Most genes are not nearly so well understood as the BRCA genes. We simply don't have the scientific evidence to know what mutations of most genes mean. Yet, direct-to-consumer companies like 23andMe are willing to make interpretive claims about some of these genes, despite the high risk of false positives and false negatives.
The FDA is asking 23andMe to demonstrate that its medical service is analytically and clinically validated. Validation includes both the analysis of people's saliva samples to conduct genetic sequencing and also the interpretation of these results to predict future risk of disease. While there are standard protocols followed by most labs that enable them to conduct DNA analysis, a number of studies have demonstrated that different clinical validation methods of different direct-to-consumer companies means that the same person can get different results from two different labs. A person may be told by one lab that they are at increased risk for disease and the same person may be told by another lab they are at below average risk of the same disease.
This problem of inadequately validated claims of clinical significance cannot simply be solved by saying these tests, like those offered by 23andMe, are for entertainment purposes only. 23andMe is making bold claims about a person's medical future, risk of disease, and responses to particular drugs. And the basis of 23andMe's claims, these predictions, must be subjected to rigorous scrutiny, peer review, and yes, FDA regulation.

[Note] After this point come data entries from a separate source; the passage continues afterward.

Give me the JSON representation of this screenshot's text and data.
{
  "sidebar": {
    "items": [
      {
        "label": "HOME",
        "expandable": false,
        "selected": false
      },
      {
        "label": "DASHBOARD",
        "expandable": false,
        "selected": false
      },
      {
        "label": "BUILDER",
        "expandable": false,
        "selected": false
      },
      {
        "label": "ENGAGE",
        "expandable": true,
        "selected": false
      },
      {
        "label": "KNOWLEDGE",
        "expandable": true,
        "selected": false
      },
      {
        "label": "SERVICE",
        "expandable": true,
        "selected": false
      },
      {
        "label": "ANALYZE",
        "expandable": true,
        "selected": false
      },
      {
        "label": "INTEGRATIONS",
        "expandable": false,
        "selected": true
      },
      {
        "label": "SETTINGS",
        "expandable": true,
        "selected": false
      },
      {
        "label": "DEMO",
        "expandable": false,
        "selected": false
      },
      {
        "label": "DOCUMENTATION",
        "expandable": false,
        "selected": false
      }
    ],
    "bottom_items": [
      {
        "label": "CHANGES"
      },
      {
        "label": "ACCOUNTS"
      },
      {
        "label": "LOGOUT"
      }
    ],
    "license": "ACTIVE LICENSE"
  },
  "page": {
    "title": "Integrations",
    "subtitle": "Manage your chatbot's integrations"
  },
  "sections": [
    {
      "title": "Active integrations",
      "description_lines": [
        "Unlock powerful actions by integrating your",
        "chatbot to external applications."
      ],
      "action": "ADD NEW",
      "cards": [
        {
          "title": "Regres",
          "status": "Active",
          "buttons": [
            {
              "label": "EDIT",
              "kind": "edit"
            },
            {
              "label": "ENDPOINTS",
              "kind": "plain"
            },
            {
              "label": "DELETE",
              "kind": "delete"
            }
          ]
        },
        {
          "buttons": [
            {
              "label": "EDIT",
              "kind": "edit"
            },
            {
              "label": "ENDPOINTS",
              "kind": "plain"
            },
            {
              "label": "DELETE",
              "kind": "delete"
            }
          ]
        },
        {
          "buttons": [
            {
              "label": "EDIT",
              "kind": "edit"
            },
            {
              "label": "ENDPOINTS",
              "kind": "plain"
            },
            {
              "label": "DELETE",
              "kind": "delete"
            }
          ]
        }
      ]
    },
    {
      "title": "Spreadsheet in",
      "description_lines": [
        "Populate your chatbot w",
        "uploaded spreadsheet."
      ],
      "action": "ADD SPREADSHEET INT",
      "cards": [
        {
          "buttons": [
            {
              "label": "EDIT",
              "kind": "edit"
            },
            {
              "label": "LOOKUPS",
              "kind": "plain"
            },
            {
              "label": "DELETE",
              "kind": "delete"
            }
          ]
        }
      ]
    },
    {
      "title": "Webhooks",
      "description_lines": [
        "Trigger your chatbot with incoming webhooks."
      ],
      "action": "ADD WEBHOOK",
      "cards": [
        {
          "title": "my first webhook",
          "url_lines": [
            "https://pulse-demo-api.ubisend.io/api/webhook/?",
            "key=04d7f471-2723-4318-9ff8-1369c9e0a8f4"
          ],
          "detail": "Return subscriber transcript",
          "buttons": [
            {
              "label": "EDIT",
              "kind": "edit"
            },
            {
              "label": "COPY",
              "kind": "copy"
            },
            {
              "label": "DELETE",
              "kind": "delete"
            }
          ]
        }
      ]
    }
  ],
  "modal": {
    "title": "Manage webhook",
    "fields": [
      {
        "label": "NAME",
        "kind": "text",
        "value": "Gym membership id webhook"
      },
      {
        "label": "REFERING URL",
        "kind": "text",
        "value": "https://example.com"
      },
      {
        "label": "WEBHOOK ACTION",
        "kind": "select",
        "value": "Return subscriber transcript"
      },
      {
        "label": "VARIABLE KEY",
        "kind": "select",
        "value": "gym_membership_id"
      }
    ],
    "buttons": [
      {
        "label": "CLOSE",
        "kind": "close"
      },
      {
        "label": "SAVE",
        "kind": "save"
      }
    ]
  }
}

While no one company should hold a monopoly on genetic testing, we also can't assume that every new test is a good test. All genetic testing should be properly validated to ensure the methods of testing and interpretation fulfill the intended purpose and provide meaningful and accurate information. Medical data ought to be shared with open-access databases for the benefit of scientific and medical advances. Testing should be accompanied, both before and after testing, with independent genetic counseling. And corporate marketing practices should not overpromise the benefit of genetic testing or drum up people's fear of disease.
Arguably, the primary compensation that consumers give to companies like 23andMe is access to their genetic and family histories. With nearly half a million people having given 23andMe their DNA and their family history, we must address issues of privatization of genetic material. Indeed, others have addressed the fact that 23andMe has used its vase database of genetic and family history to get a patent on "gamete donor selection based on genetic calculations". We need not focus on the controversy about "designer babies" which ensued, to see that 23andMe is using its customers' biodata and familial information to launch new business products, again with vast moral, medical, and scientific implications.
The key lessons we learned from Myriad monopoly on the "breast cancer genes" are not only that genetic testing is fraught with moral and medical complexity but also that, as a medical service, genetic testing must adhere to medical rather than business ethics. Public health and patient protection should come before company profit. And this week the FDA has taken a welcome stand to protect public health by insisting that what is clearly a medical service be regulated as such. While we continue, as a society, to sort out how to use genetic information to best serve the public's health, I am glad to see this move to regulate genetic testing according to medical rather than business ethics.